3. Traditional knowledge about the formation of society, family, and economy
One can also find video and photo materials on this website, which were recorded by us in the past several years and which give additional visual illustrations of the materials on this website. Here you can get acquainted with many of our authors as well.
At present, this site mainly contains traditional knowledge pertaining to the ethnic Kyrgyz people. However, we are working on the collection of materials and in the future this website will present the knowledge of other ethnic groups as well.
The website was supported by The Christensen Fund (USA) as part of the project "Transmitting traditional knowledge".
The process of gathering material is continuing thus we welcome those who want to share their knowledge and experiences, comments, or suggestions on the website itself. Please feel free to write on the address: firstname.lastname@example.org.
Aigine is a non profit nongovernmental public fund with the following missions:
- Study and preservation of natural and cultural legacy and diversity in Kyrgyzstan;
- Investigate unknown aspects of cultural and natural phenomena;
- Seek points of rapprochement and interconnection among esoteric knowledge and science, nature and culture, traditions and innovations, West and East, and other experiences often seen as oppositions.
March 02, 2010
Cold War International History Project
The Cold War International History Project is a research institute and clearinghouse for international Cold War history.

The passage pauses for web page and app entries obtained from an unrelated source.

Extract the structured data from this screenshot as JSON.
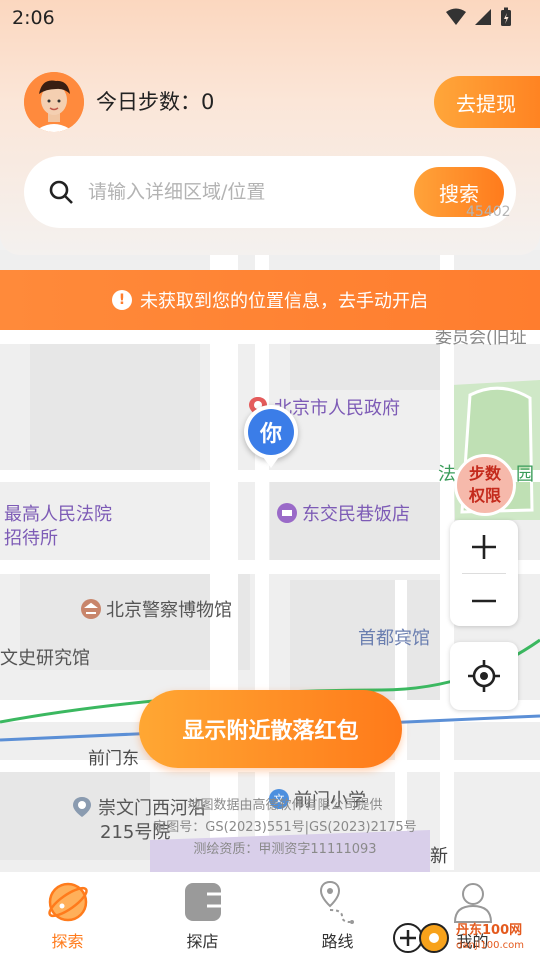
{
  "status_bar": {
    "time": "2:06"
  },
  "header": {
    "steps_label": "今日步数：0",
    "withdraw_label": "去提现"
  },
  "search": {
    "placeholder": "请输入详细区域/位置",
    "button_label": "搜索"
  },
  "location_banner": {
    "text": "未获取到您的位置信息，去手动开启"
  },
  "map": {
    "partial_text_top": "45402",
    "partial_label_committee": "委员会(旧址",
    "me_marker_label": "你",
    "steps_permission_label": "步数权限",
    "pois": {
      "beijing_gov": "北京市人民政府",
      "supreme_court_1": "最高人民法院",
      "supreme_court_2": "招待所",
      "dongjiao_hotel": "东交民巷饭店",
      "police_museum": "北京警察博物馆",
      "capital_hotel": "首都宾馆",
      "history_institute": "文史研究馆",
      "qianmen_school": "前门小学",
      "chongwen_1": "崇文门西河沿",
      "chongwen_2": "215号院",
      "court_fragment": "法",
      "garden_fragment": "园",
      "qianmen_road": "前门东",
      "new_fragment": "新"
    },
    "copyright_lines": [
      "地图数据由高德软件有限公司提供",
      "审图号：GS(2023)551号|GS(2023)2175号",
      "测绘资质：甲测资字11111093"
    ],
    "redpacket_button": "显示附近散落红包"
  },
  "bottom_nav": [
    {
      "label": "探索",
      "icon": "explore-icon",
      "active": true
    },
    {
      "label": "探店",
      "icon": "shop-icon",
      "active": false
    },
    {
      "label": "路线",
      "icon": "route-icon",
      "active": false
    },
    {
      "label": "我的",
      "icon": "profile-icon",
      "active": false
    }
  ],
  "watermark": {
    "line1": "丹东100网",
    "line2": "danji100.com"
  },
  "colors": {
    "accent": "#ff7b1c",
    "banner": "#ff8a3a",
    "marker_blue": "#3b7de8"
  }
}
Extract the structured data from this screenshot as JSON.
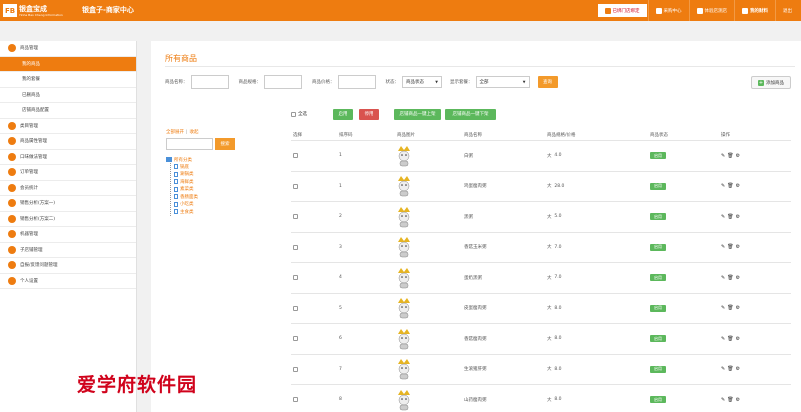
{
  "header": {
    "logo_mark": "FB",
    "logo_cn": "银盒宝成",
    "logo_en": "Yinhe Bao Cheng Information",
    "app_title": "银盒子-商家中心",
    "nav": [
      {
        "label": "已绑门店绑定",
        "icon": "store-icon"
      },
      {
        "label": "采购中心",
        "icon": "cart-icon"
      },
      {
        "label": "体验店测店",
        "icon": "user-icon"
      },
      {
        "label": "我的财料",
        "icon": "fire-icon"
      },
      {
        "label": "退出",
        "icon": ""
      }
    ]
  },
  "sidebar": {
    "items": [
      {
        "label": "商品管理",
        "type": "group"
      },
      {
        "label": "我的商品",
        "type": "sub",
        "active": true
      },
      {
        "label": "我的套餐",
        "type": "sub"
      },
      {
        "label": "已删商品",
        "type": "sub"
      },
      {
        "label": "店铺商品配置",
        "type": "sub"
      },
      {
        "label": "类目管理",
        "type": "group"
      },
      {
        "label": "商品属性管理",
        "type": "group"
      },
      {
        "label": "口味做法管理",
        "type": "group"
      },
      {
        "label": "订单管理",
        "type": "group"
      },
      {
        "label": "会员统计",
        "type": "group"
      },
      {
        "label": "销售分析(方案一)",
        "type": "group"
      },
      {
        "label": "销售分析(方案二)",
        "type": "group"
      },
      {
        "label": "机器管理",
        "type": "group"
      },
      {
        "label": "子店铺管理",
        "type": "group"
      },
      {
        "label": "自报/反馈问题管理",
        "type": "group"
      },
      {
        "label": "个人设置",
        "type": "group"
      }
    ]
  },
  "page": {
    "title": "所有商品",
    "filters": {
      "name_label": "商品名称：",
      "spec_label": "商品规格：",
      "price_label": "商品价格：",
      "status_label": "状态：",
      "status_value": "商品状态",
      "display_label": "显示套餐：",
      "display_value": "全部",
      "query_label": "查询"
    },
    "add_label": "添加商品",
    "actions": {
      "select_all": "全选",
      "enable": "启用",
      "disable": "停用",
      "on_all": "店铺商品一键上架",
      "off_all": "店铺商品一键下架"
    },
    "tree": {
      "expand_all": "全部展开",
      "collapse": "收起",
      "search_label": "搜索",
      "root": "所有分类",
      "children": [
        "锅底",
        "涮锅类",
        "海鲜类",
        "素菜类",
        "香肠面类",
        "小吃类",
        "主食类"
      ]
    },
    "table": {
      "headers": [
        "选择",
        "排序码",
        "商品图片",
        "商品名称",
        "商品规格/价格",
        "商品状态",
        "操作"
      ],
      "rows": [
        {
          "sort": "1",
          "name": "白粥",
          "spec": "大",
          "price": "4.0",
          "status": "启用"
        },
        {
          "sort": "1",
          "name": "鸡蛋瘦肉粥",
          "spec": "大",
          "price": "28.0",
          "status": "启用"
        },
        {
          "sort": "2",
          "name": "黑粥",
          "spec": "大",
          "price": "5.0",
          "status": "启用"
        },
        {
          "sort": "3",
          "name": "香菇玉米粥",
          "spec": "大",
          "price": "7.0",
          "status": "启用"
        },
        {
          "sort": "4",
          "name": "蛋奶黑粥",
          "spec": "大",
          "price": "7.0",
          "status": "启用"
        },
        {
          "sort": "5",
          "name": "皮蛋瘦肉粥",
          "spec": "大",
          "price": "8.0",
          "status": "启用"
        },
        {
          "sort": "6",
          "name": "香菇瘦肉粥",
          "spec": "大",
          "price": "8.0",
          "status": "启用"
        },
        {
          "sort": "7",
          "name": "生滚猪肝粥",
          "spec": "大",
          "price": "8.0",
          "status": "启用"
        },
        {
          "sort": "8",
          "name": "山药瘦肉粥",
          "spec": "大",
          "price": "8.0",
          "status": "启用"
        }
      ]
    }
  },
  "watermark": "爱学府软件园",
  "colors": {
    "accent": "#ee7c10",
    "success": "#5cb85c",
    "danger": "#d9534f"
  }
}
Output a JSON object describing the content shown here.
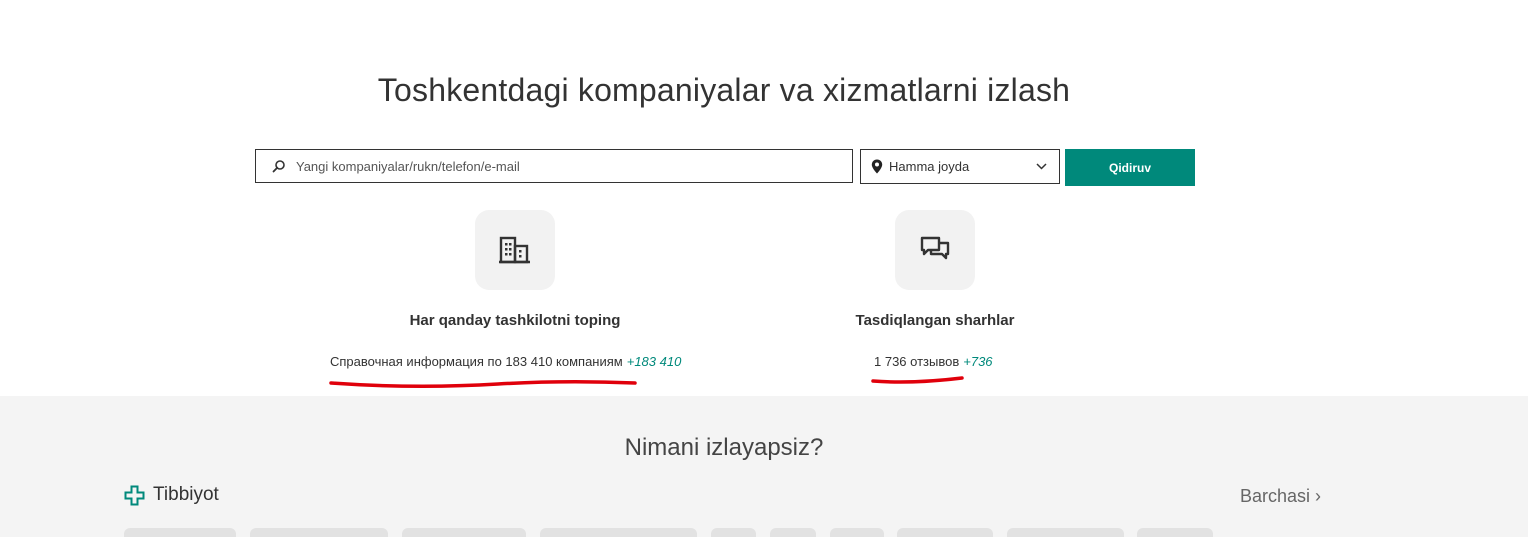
{
  "hero": {
    "title": "Toshkentdagi kompaniyalar va xizmatlarni izlash"
  },
  "search": {
    "placeholder": "Yangi kompaniyalar/rukn/telefon/e-mail",
    "value": "",
    "icon": "search-icon"
  },
  "location": {
    "selected": "Hamma joyda",
    "icon": "map-pin-icon"
  },
  "search_button": {
    "label": "Qidiruv",
    "color": "#00897b"
  },
  "features": [
    {
      "icon": "buildings-icon",
      "title": "Har qanday tashkilotni toping",
      "stat": "Справочная информация по 183 410 компаниям",
      "delta": "+183 410"
    },
    {
      "icon": "chat-bubbles-icon",
      "title": "Tasdiqlangan sharhlar",
      "stat": "1 736 отзывов",
      "delta": "+736"
    }
  ],
  "annotation_color": "#e0000b",
  "catalog": {
    "title": "Nimani izlayapsiz?",
    "category": {
      "icon": "medical-cross-icon",
      "label": "Tibbiyot"
    },
    "all_link": "Barchasi ›"
  }
}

Based at the Woodrow Wilson International Center for Scholars in Washington, D.C., CWIHP disseminates new information and perspectives on the history of the Cold War, in particular, new archival findings from non-western sources.
The Project supports the full and prompt release of historical materials by governments on all sides of the Cold War, and seeks to accelerate the process of integrating new sources, materials, and perspectives from the former "Communist bloc" and beyond.
CWIHP seeks to transcend barriers of language, geography, and regional specialization to create new links among scholars interested in Cold War history.
Use the links below to learn more about CWIHP:
Cold War International History Project
Woodrow Wilson Center
One Woodrow Wilson Plaza
1300 Pennsylvania Ave. NW
Washington, D.C. 20004